This morning my stomach is sick with sadness and worry. I am counting the moments until my own three kids burst through the door after spending the night with their grandparents. I am lucky.
Dozens of parents in Connecticut today will not see their babies laugh or cry ever again. Babies…5, 6, 7 year olds. Murdered in cold blood by a 20-year-old young man with a gun.
Arguments are flying about gun control, school security, and allowing God back in our schools. But, the real travesty, I think, is our country’s woefully inadequate support of the mentally ill. Gun laws or not, bullet proof glass or not, prayer or not, the sad fact is that no mentally sound person would commit such a heinous act.
And, none are more guilty of doing a terrible job with these patients than doctors just like me. Why? Because it is hard. Very hard. Mentally ill patients can be the most time-consuming, non-compliant, and under/uninsured of our society. So, they get left behind. Then, when they commit a horrific act, we talk for a second but in reality do nothing….till the next time.
First, we must be better at identifying mental illness EARLY. School psychologists, parents, teachers need to be better able to share concerns and information in the hopes of preventing illnesses from going underdiagnosed and undertreated.
Second, our 18-20 somethings are lost. In my practice, the numbers of college age kids that are depressed, anxious, suicidal, drug addicted, or dropping out of school are staggering. Something is happening in this generation that we need to understand better. A good friend and social worker explained to me last night that “reality is hitting these kids in the face.” Some have no skills. Some have ambitions they can’t monetize. Some are in the wrong crowd. Many make bad decisions. Most don’t seek help and the ones that do don’t get enough. All of them were once the age of these innocent kids that were murdered yesterday.
Third, there is a difference between boys and girls. I may be criticized for this but it needs to be said. Doesn’t it seem that almost every senseless mass murder in a school is committed by a young man? Why? What are we doing to our sons? Or, what are we not doing? I am analyzing every step of my life with my son this morning. Is he going to resent me for always nagging him to put on pants? Am I babying him too much? If he doesn’t have a job should I support him or kick him out? Why, on the other hand, do girls turn their hurt inwards? They become promiscuous and anorexic and anxious but rarely do we read about them turning a gun on a room of school kids. What is it that girls have in their nature that boys don’t. Can we use these differences to learn about the psyche of a murderer?
Certainly, not every young adult I mention above is capable of such an act. But, take a lost 20-year-old young man with a undertreated mental illness, give him easy access to a gun and suddenly the tragedy is in our face.

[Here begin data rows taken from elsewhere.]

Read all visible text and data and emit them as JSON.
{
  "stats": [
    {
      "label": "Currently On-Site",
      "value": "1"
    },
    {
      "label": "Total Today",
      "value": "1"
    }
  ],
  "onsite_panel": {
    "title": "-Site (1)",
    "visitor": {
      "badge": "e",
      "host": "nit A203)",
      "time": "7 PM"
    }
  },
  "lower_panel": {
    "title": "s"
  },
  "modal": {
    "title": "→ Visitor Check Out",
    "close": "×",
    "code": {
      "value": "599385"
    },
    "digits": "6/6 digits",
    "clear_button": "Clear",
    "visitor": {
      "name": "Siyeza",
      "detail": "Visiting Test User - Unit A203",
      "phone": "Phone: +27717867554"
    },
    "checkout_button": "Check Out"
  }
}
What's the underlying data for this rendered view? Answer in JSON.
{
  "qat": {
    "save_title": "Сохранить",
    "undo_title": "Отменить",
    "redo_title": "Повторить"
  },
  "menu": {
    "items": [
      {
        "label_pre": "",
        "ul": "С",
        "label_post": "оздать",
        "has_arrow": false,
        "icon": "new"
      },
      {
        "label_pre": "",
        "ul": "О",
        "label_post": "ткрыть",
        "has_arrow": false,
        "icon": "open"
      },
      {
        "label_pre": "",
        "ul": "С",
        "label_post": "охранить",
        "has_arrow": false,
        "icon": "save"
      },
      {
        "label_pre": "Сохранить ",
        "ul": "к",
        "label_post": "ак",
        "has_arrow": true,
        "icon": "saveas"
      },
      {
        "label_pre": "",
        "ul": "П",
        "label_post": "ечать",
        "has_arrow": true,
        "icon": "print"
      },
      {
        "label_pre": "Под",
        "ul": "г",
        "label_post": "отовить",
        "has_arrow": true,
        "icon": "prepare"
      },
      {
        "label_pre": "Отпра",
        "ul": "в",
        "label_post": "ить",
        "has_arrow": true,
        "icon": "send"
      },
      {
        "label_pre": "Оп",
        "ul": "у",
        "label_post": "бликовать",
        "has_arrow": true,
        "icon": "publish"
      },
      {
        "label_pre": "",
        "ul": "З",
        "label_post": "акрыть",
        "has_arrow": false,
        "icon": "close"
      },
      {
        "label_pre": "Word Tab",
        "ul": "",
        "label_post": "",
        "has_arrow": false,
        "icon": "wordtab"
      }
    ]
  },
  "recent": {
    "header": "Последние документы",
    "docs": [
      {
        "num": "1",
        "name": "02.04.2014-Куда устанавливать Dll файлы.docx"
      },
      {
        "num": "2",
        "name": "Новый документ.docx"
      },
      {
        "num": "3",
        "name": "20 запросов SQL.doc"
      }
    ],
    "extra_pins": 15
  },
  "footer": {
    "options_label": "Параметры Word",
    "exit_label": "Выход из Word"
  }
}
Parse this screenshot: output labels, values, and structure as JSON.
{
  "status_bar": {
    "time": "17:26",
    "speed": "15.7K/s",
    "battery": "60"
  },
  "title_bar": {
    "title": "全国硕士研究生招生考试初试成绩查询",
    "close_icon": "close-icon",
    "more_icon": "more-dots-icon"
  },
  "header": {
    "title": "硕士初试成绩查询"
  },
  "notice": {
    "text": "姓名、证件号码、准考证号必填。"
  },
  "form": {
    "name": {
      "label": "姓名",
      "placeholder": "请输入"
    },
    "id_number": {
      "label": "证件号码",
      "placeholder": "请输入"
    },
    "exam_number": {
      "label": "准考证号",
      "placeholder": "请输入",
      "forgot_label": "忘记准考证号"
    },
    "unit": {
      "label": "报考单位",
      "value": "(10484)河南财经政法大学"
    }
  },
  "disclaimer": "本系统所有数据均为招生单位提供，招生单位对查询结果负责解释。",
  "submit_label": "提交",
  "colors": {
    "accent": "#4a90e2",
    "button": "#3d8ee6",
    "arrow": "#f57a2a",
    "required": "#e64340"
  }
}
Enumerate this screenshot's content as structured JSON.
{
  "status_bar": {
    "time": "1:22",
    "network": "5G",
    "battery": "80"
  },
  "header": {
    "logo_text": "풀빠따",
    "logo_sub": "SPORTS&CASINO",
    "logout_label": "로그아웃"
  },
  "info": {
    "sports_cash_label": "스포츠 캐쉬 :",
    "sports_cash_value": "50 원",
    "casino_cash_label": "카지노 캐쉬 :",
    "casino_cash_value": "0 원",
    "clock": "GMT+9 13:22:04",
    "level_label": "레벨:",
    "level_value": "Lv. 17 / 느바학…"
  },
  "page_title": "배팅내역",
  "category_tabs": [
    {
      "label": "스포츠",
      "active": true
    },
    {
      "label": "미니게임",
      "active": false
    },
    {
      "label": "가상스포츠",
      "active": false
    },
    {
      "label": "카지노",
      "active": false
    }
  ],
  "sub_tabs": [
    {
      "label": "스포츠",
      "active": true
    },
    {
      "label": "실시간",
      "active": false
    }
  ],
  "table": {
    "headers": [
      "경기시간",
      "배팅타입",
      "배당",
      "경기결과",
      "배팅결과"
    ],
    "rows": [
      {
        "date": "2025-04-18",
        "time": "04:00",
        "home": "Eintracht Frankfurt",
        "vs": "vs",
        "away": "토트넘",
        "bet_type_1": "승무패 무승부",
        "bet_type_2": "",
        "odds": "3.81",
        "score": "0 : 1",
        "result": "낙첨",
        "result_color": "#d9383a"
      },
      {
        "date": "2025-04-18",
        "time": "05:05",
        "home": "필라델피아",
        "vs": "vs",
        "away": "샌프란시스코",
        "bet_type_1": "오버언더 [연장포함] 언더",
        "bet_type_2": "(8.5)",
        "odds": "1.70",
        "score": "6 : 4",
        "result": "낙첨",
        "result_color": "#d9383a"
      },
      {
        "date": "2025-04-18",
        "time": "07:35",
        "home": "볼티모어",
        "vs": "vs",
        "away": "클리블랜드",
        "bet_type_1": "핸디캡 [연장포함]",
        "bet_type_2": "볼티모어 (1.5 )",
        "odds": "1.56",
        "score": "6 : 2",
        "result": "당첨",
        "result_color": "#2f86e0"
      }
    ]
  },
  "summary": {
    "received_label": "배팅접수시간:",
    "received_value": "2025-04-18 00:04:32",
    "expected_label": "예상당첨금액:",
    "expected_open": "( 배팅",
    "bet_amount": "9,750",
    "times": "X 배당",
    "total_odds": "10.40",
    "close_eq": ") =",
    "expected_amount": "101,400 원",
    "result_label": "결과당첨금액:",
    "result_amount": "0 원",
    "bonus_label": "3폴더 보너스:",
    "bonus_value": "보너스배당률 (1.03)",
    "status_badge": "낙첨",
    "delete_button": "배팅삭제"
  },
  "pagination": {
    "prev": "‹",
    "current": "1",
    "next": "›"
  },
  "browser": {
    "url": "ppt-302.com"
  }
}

In 2006, nearly $60 billion dollars were spent on mental health conditions. Over 10% of our population over age 6 is or has been on antidepressant. So, we are spending the money. We are prescribing the drugs but something is WRONG. The money is not going where it should. The drugs are not right or enough or being given to the right patients.
Until we (doctors, researchers, counselors, and psychologists) figure out that missing piece, there will be more mornings like today where we, as a nation, are just heart-sick.
Are you a 20-year-old struggling? Do you know someone who is? Are you a grieving parent? Do you have a thought about any of the above? Please share.